previous next
XIII. According to rhetorical principles, the part which has been proved is brought to a separate close, here and 324 c, and what remains to be proved is stated; finally 328 c the whole is brought to a regular conclusion. Protagoras was himself a teacher of rhetoric.

οὐ φύσει κτἑ.: but cf. ἐπὶ πάντας νείμω 322 c. It is now necessary to show that virtue is not an original possession of all.

ἀπὸ τοῦ αὐτομάτου: equiv. to τύχῃ below.

μετὰ τοῦτο: freq. in Plato; in the next place, when one point is finished and another is to be taken up. Cf. 355 a τὸ μετὰ τοῦτο as subst., the next point. Now follows the second division of the speech of Protagoras.

Creative Commons License
This work is licensed under a Creative Commons Attribution-ShareAlike 3.0 United States License.

An XML version of this text is available for download, with the additional restriction that you offer Perseus any modifications you make. Perseus provides credit for all accepted changes, storing new additions in a versioning system.

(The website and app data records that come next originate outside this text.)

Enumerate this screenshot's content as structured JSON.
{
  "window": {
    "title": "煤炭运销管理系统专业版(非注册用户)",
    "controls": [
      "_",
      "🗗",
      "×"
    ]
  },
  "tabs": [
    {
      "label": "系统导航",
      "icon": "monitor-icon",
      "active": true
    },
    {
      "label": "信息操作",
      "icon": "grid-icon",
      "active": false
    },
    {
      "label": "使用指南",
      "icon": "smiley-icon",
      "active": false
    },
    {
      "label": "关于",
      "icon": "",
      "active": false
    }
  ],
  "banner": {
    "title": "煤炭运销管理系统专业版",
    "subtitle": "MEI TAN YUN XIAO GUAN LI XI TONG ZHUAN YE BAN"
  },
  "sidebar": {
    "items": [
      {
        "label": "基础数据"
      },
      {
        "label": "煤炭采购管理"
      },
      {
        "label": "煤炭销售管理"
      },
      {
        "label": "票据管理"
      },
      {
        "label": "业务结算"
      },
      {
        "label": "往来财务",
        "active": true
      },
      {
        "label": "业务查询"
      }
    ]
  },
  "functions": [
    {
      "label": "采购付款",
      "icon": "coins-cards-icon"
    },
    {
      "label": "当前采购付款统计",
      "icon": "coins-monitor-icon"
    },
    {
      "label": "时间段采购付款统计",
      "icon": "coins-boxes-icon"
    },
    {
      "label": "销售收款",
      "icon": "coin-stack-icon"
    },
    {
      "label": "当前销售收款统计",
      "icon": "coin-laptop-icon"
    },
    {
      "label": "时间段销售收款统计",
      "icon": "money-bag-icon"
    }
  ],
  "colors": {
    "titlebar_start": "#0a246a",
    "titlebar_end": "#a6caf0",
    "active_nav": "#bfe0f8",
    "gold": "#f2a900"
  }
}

hide References (4 total)
  • Commentary references from this page (4):
    • Plato, Protagoras, 322c
    • Plato, Protagoras, 324c
    • Plato, Protagoras, 328c
    • Plato, Protagoras, 355a
hide Display Preferences
Greek Display:
Arabic Display:
View by Default:
Browse Bar: